Investigators at John Hopkins Hospital used a mean ± 3 standard deviations and reported an upper limit of normal as 2.0 ng/mL for men less than 40 years of age and 2.8 ng/mL for men older than 40 years without any prostatic disease.2,38 Whether lowering the PSA cut-off value to 2 ng/mL will raise the disease specific survival rate remains to be determined. Biopsy in men with PSA levels between 2.6 and 4.0 ng/mL may detect clinically significant prostate cancer more frequently at an organ-confined stage, with a lower PSA progression rate.39 An international multicenter study coordinated by Boerhinger Mannheim from Germany in 199640 covered more than 70 centers from 18 countries (Austria, Canada, Czechin, France, Germany, India, Israel, Italy, Japan, Saudi Arabia, Netherlands, New Zealand, Poland, Portugal, South Africa, Spain, Sweden, Turkey and the UK). The estimation of serum PSA in 1063 asymptomatic healthy men revealed a minimum serum PSA value as 0.001 and maximum as 14.8 ng/mL. The median total PSA concentration for all ages was 0.77 ng/mL. Mettlin et al.41 reported the mean serum PSA as 2.1 ng/mL in 2011 a healthy American white population with a mean average age of 64.5 ± 5.0 years. The average mean PSA concentration for all age groups in our study was 1.6 ng/mL for 3435 healthy men. Also, higher detection rates have been reported when other screening tools have been incorporated in the primary screening. Bangma et al.42 studied 1726 men aged 55–76 years. They combined total serum PSA with a DRE. Cancer detection rate was 4.0% from the biopsy of men with an abnormal DRE, TRUS or total PSA of ≥4.0 ng/mL. Gustafsson et al.43 used an abnormal DRE or TRUS, or total PSA of ≥10 ng/mL as indications for biopsy in 1782 men aged 55–70 years. The reported cancer detection rate was 3.6%.
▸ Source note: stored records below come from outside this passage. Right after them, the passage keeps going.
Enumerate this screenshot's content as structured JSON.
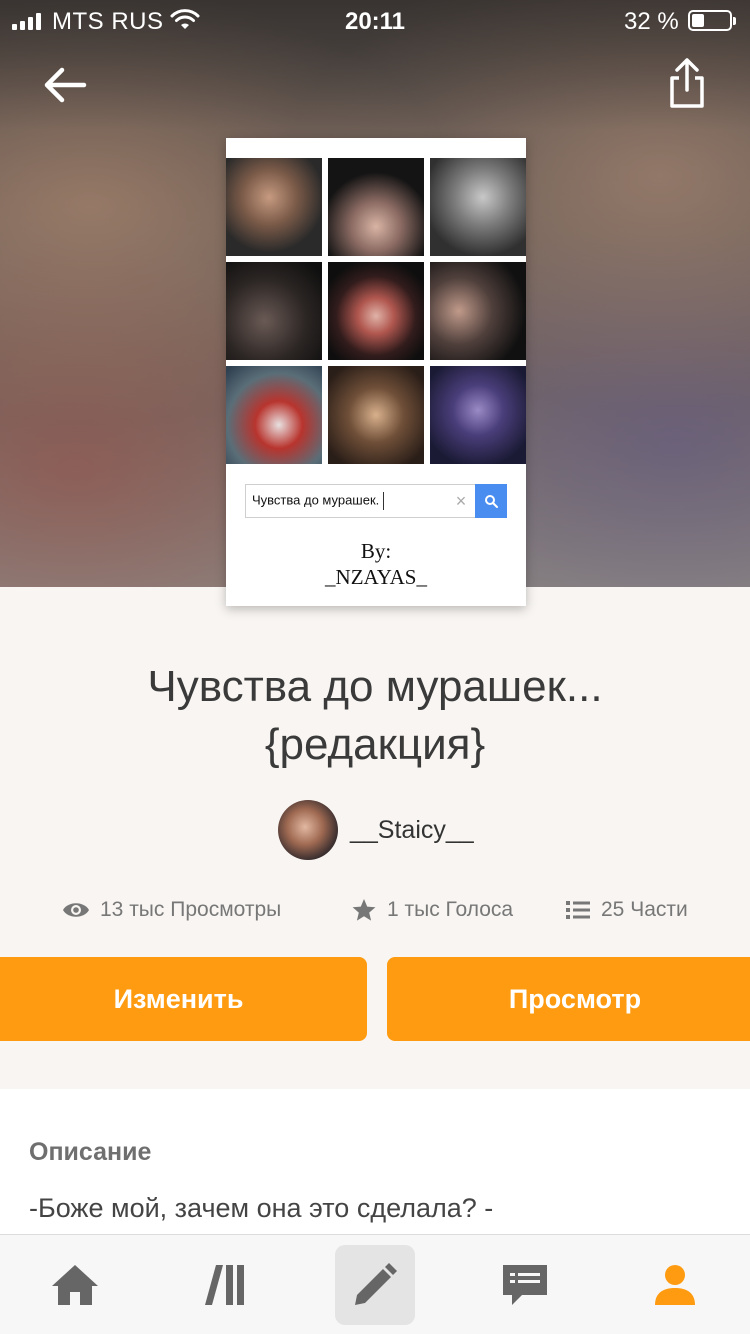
{
  "status_bar": {
    "carrier": "MTS RUS",
    "time": "20:11",
    "battery": "32 %"
  },
  "cover": {
    "search_text": "Чувства до мурашек.",
    "by_label": "By:",
    "author_tag": "_NZAYAS_"
  },
  "story": {
    "title_line1": "Чувства до мурашек...",
    "title_line2": "{редакция}",
    "author": "__Staicy__"
  },
  "stats": {
    "views": "13 тыс Просмотры",
    "votes": "1 тыс Голоса",
    "parts": "25 Части"
  },
  "actions": {
    "edit_label": "Изменить",
    "view_label": "Просмотр"
  },
  "description": {
    "heading": "Описание",
    "text": "-Боже мой, зачем она это сделала? -"
  },
  "tab_bar": {
    "active_color": "#ff9b10",
    "inactive_color": "#666666",
    "items": [
      "home-icon",
      "library-icon",
      "pencil-icon",
      "messages-icon",
      "profile-icon"
    ]
  },
  "colors": {
    "accent": "#ff9b10",
    "background": "#f8f5f2"
  }
}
In our study, the age limit was lowered to 40 years. Screening of younger men will produce a lower, but still significant yield of prostate cancers, but younger men have a greater potential to benefit because they have a longer life expectancy and are more likely to have organ-confined disease. The present study reveals that PSA alone can be used efficiently as a first-line and as a repeat screening test for prostate cancer. PSA levels >4 ng/mL deserve prostatic biopsy, even if DRE and TRUS findings are unremarkable.
The overall detection rates of an Iranian population with a PSA of >4.0 ng/mL are higher than those among community volunteers in most Western and Asian countries with the same PSA range. The majority of these cancers are clinically significant. Furthermore, if a decision is made to perform a biopsy when serum PSA is >4.0 ng/mL, the conventional systematic sextant technique may be inadequate for the detection of all clinically significant cancers. Given the results of this study, we hypothesize that racial differences in PSA production arise either prior to and/or independently of cancer. The possibility that the racial differences in cancer detection rate in our study may be due to socioeconomic factors, needs further study. Our results clearly need to be confirmed by other, larger studies.